    Wait, you're going to get all semantic on the difference between being crass and saying something crass, but then you're going to conflate the difference between between saying I'd take cancer over giving up red meat -- even if you take what I wrote absolutely literally -- with making light of someone's agony? Linguist heal thyself.

    And, so we're all on the same page, I'm not interested in your experience or your opinion and won't lose a moment's sleep or change my worldview one iota because of either.

    I've known people who've died via automobile, motorcycle, falling, gun, knife, Huntington's, cancer, stroke, blunt force trauma, IED, eating disorder, and I don't know what else.
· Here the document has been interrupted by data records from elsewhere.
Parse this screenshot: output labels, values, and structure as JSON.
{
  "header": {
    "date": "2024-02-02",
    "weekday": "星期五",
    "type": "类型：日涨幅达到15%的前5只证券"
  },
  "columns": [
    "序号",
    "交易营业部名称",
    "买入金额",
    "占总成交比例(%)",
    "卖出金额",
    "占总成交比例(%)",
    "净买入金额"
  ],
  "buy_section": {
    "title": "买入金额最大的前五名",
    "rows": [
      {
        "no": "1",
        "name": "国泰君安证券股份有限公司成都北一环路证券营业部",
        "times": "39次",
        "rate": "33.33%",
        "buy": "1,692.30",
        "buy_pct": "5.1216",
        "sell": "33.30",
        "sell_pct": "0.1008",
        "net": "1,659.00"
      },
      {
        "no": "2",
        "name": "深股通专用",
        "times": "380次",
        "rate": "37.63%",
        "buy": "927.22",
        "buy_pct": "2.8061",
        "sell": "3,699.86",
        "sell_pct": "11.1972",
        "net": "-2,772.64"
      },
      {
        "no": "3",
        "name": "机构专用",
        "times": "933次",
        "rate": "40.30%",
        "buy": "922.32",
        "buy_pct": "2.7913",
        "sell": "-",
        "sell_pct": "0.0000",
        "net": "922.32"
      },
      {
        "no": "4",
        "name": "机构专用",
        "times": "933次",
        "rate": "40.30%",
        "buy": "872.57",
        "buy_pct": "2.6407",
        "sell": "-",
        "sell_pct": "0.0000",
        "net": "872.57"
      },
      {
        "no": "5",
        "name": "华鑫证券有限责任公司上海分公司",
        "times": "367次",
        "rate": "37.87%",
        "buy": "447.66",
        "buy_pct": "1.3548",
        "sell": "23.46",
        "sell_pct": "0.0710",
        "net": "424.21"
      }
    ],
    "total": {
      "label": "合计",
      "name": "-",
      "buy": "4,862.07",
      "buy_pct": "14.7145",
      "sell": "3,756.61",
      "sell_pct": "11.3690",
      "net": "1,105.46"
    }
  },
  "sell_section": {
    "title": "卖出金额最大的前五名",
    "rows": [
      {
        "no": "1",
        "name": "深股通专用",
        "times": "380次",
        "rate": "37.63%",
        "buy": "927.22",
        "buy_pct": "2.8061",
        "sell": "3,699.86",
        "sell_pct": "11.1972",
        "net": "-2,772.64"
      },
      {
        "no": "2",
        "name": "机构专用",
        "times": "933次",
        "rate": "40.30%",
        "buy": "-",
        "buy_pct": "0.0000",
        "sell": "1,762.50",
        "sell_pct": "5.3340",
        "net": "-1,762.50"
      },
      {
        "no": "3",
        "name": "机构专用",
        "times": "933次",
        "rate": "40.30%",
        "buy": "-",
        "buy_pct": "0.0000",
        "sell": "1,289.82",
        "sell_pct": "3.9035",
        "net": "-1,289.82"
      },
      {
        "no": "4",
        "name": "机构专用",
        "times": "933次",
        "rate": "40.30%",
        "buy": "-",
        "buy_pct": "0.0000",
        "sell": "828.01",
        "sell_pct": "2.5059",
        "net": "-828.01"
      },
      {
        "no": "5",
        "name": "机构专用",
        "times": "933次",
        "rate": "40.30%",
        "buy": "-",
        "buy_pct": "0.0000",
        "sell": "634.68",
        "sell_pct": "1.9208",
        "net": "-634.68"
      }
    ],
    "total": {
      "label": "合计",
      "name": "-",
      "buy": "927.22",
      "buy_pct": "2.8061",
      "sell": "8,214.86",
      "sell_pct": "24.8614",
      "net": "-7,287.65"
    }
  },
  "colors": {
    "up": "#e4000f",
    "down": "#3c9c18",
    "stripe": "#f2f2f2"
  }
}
Hell, my dad has one kidney because of cancer and my paternal grandmother died of liver cancer. I don't have time to get all wound up about every potentially upsetting comment about all of that. If you do, live it up. Again, I'll give your opinion the consideration it merits.

    Just stop contradicting yourself. I think everyone would be fine with that.
    And I contradicted myself how, exactly?

  • EvgeniZyntx
    EvgeniZyntx Posts: 24,373 Member
    edited June 2015
    allbarrett wrote: »
    I grill pork loin a lot. That and chicken breast are my go-tos during the day with more beefy stuff in the evening. I've never found any that is leaner than chicken breast, though.

    It makes me sad that people overcook pork. It doesn't have to be cooked until it's gray; pink is fine.

    As between having red meat two times or less per week or colon cancer, I'd choose cancer.

    My father just lost a foot (+/-) of his colon to cancer. Believe me, you actually wouldn't choose it. The side effects can be...extremely unpleasant.
    So is living your life in fear of doing anything that might marginally increase risks. At a cursory glance, the rate of colon cancer appears to be 42.4 per 100,000, so 0.0424%. If eating red meat X times per week made it 50% (!!!) more likely that I'd get colon cancer, that would make my odds 0.0636%. Pass the steak, por favor.

    Closer to 0.049%.

    Marginal risk increase was seen to be 18% for processed meats and *not significant* for pork at higher than 2 times a week. According to the study already posted above.

    So the additional risk for processed meat would be .,.. 0.042% * 0.18% + 0.042% .... Eh, not even worth thinking about.

    Pass the coppa.